It is not enough to only be active on your own social media platforms. You need to branch out and participate in social media discussions that revolve around other topics of your brand’s interest. If you are a food and beverage company, you may want to see what restaurants your customers prefer and where they are talking about your brand other than your own page. Focus on your specialties and post sporadically but smartly.
For example, Skinny Kitchen is a recipes brand that stays active on other recipe and culinary channels on social media. It regularly posts recipes on allrecipes’ Facebook page where food connoisseurs from around the world share recipes and kitchen tips. Staying active on other channels increases visibility, draws attention to your own page and guarantees that your message will get delivered to the right people at the right place.
4: Respond to Feedback:
Do you know that more than 90% of the companies in the world don’t respond to their customers’ feedback on social media? That can be fatal to your brand. When you’re starting a conversation on the web, you need to monitor it as well. See how people are responding to various posts. Is there anything that they like in particular or getting offended from?
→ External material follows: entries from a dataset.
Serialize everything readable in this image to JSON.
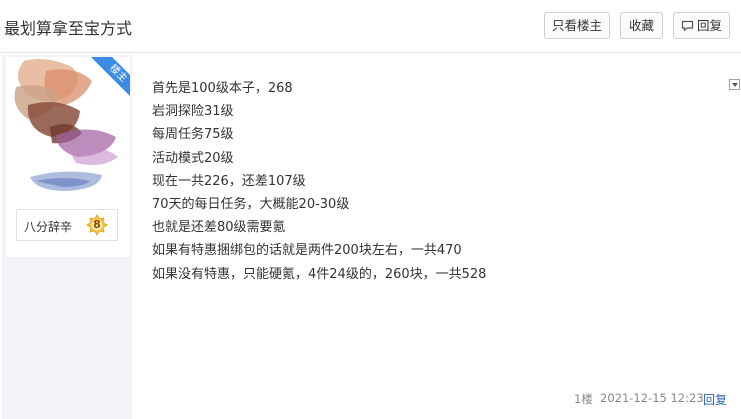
{
  "header": {
    "title": "最划算拿至宝方式",
    "buttons": {
      "only_op": "只看楼主",
      "favorite": "收藏",
      "reply": "回复"
    }
  },
  "author": {
    "badge": "楼主",
    "username": "八分辞辛",
    "level": "8"
  },
  "post": {
    "lines": [
      "首先是100级本子，268",
      "岩洞探险31级",
      "每周任务75级",
      "活动模式20级",
      "现在一共226，还差107级",
      "70天的每日任务，大概能20-30级",
      "也就是还差80级需要氪",
      "如果有特惠捆绑包的话就是两件200块左右，一共470",
      "如果没有特惠，只能硬氪，4件24级的，260块，一共528"
    ],
    "floor": "1楼",
    "time": "2021-12-15 12:23",
    "reply_label": "回复"
  },
  "colors": {
    "accent_blue": "#3b8ce4",
    "link_blue": "#2d64b3",
    "sidebar_bg": "#f1f3f7"
  },
  "icons": {
    "reply": "reply-icon",
    "dropdown": "chevron-down-icon",
    "level": "level-badge-icon"
  }
}
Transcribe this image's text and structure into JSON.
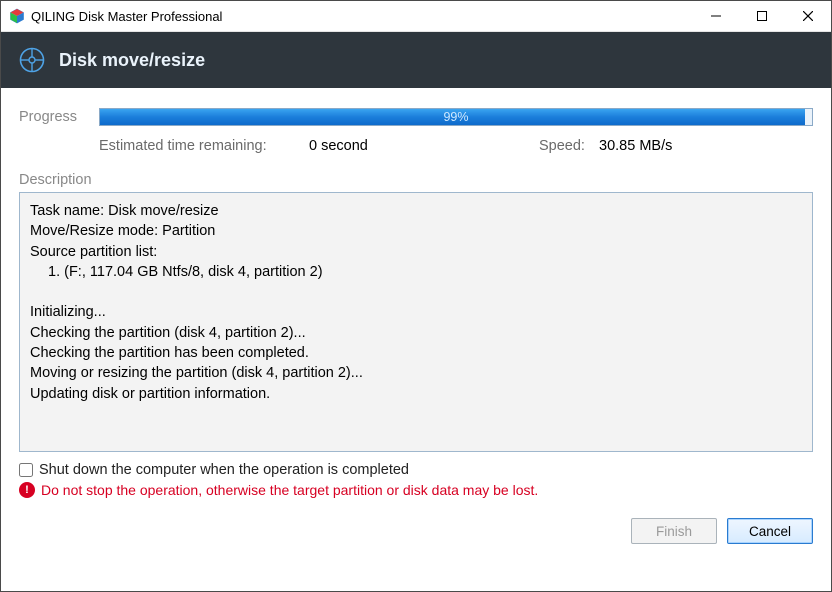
{
  "titlebar": {
    "title": "QILING Disk Master Professional"
  },
  "header": {
    "title": "Disk move/resize"
  },
  "progress": {
    "label": "Progress",
    "percent_text": "99%",
    "percent": 99,
    "etr_label": "Estimated time remaining:",
    "etr_value": "0 second",
    "speed_label": "Speed:",
    "speed_value": "30.85 MB/s"
  },
  "description": {
    "label": "Description",
    "lines": {
      "task_name": "Task name: Disk move/resize",
      "mode": "Move/Resize mode: Partition",
      "source_header": "Source partition list:",
      "source_item": "1. (F:, 117.04 GB Ntfs/8, disk 4, partition 2)",
      "init": "Initializing...",
      "check1": "Checking the partition (disk 4, partition 2)...",
      "check2": "Checking the partition has been completed.",
      "resize": "Moving or resizing the partition (disk 4, partition 2)...",
      "update": "Updating disk or partition information."
    }
  },
  "shutdown": {
    "label": "Shut down the computer when the operation is completed"
  },
  "warning": {
    "text": "Do not stop the operation, otherwise the target partition or disk data may be lost."
  },
  "buttons": {
    "finish": "Finish",
    "cancel": "Cancel"
  }
}
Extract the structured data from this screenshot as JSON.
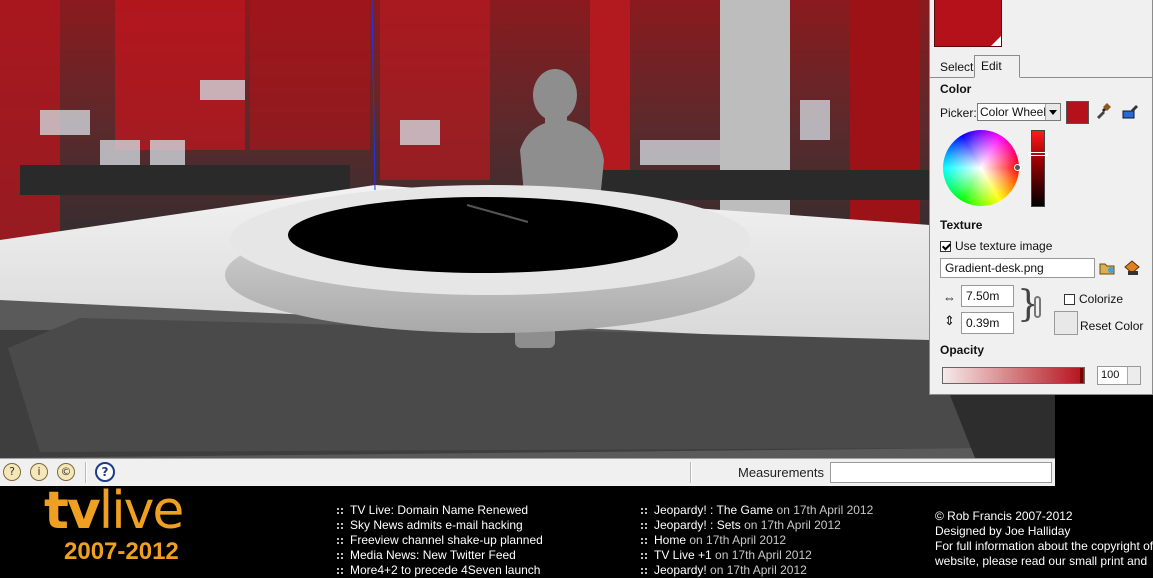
{
  "panel": {
    "tabs": [
      "Select",
      "Edit"
    ],
    "active_tab": "Edit",
    "color_section": "Color",
    "picker_label": "Picker:",
    "picker_value": "Color Wheel",
    "current_color": "#b5111b",
    "texture_section": "Texture",
    "use_texture_label": "Use texture image",
    "use_texture_checked": true,
    "texture_file": "Gradient-desk.png",
    "width_value": "7.50m",
    "height_value": "0.39m",
    "colorize_label": "Colorize",
    "reset_color_label": "Reset Color",
    "opacity_section": "Opacity",
    "opacity_value": "100"
  },
  "statusbar": {
    "measurements_label": "Measurements",
    "measurements_value": "",
    "icons": [
      "geo-location-icon",
      "credits-icon",
      "user-account-icon",
      "help-icon"
    ]
  },
  "footer": {
    "logo_tv": "tv",
    "logo_live": "live",
    "logo_years": "2007-2012",
    "news_left": [
      "TV Live: Domain Name Renewed",
      "Sky News admits e-mail hacking",
      "Freeview channel shake-up planned",
      "Media News: New Twitter Feed",
      "More4+2 to precede 4Seven launch"
    ],
    "news_right": [
      {
        "title": "Jeopardy! : The Game",
        "date": "on 17th April 2012"
      },
      {
        "title": "Jeopardy! : Sets",
        "date": "on 17th April 2012"
      },
      {
        "title": "Home",
        "date": "on 17th April 2012"
      },
      {
        "title": "TV Live +1",
        "date": "on 17th April 2012"
      },
      {
        "title": "Jeopardy!",
        "date": "on 17th April 2012"
      }
    ],
    "info": [
      "© Rob Francis 2007-2012",
      "Designed by Joe Halliday",
      "For full information about the copyright of",
      "website, please read our small print and"
    ]
  }
}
Are they asking questions or are they providing reviews for your products? Get back to them and let them know you heard.
For example, recent animation Stanley Pickle gained momentum through Vimeo and Twitter by personally thanking each person who re-tweeted or favourited their film on-line. They started the conversation and then kept it going. They answered people’s questions, responded to their jokes and took their fans seriously. In return, their fans took them seriously and spread the word like wildfire.
5: Eliminate Spamming:
On social media, people can get carried away simply because they can. Some people spam your page with random links that have nothing to do with your brand, others post ridiculous comments. All of these spammers can cost you real fans who want to provide genuine feedback. Get rid of these spammers so your customers have a clean environment to interact with you. Set down clear rules for your social media page so people are warned beforehand.
For example, the beverage giant Coca Cola has a separate page for “House Rules” on their Facebook page. The page outlines the guidelines for commenting and posting on the Coca Cola page. A simple way of letting fans know that their genuine opinions are honoured and spammers are - well, not so much.
Conclusion: In conclusion, you should know what your brand stands for and what its core values are. Communication is the problem of the communicator – so make it a point to get your brand’s right perception conveyed to the audience. Curate your search results in a way that customers can find you easily with simple search results and on the first page on Google’s search results. Understanding where your target audience is most densely congregated will help you deliver the message to them effectively. And effective communication is what it’s all about. Share your feedback in comment area.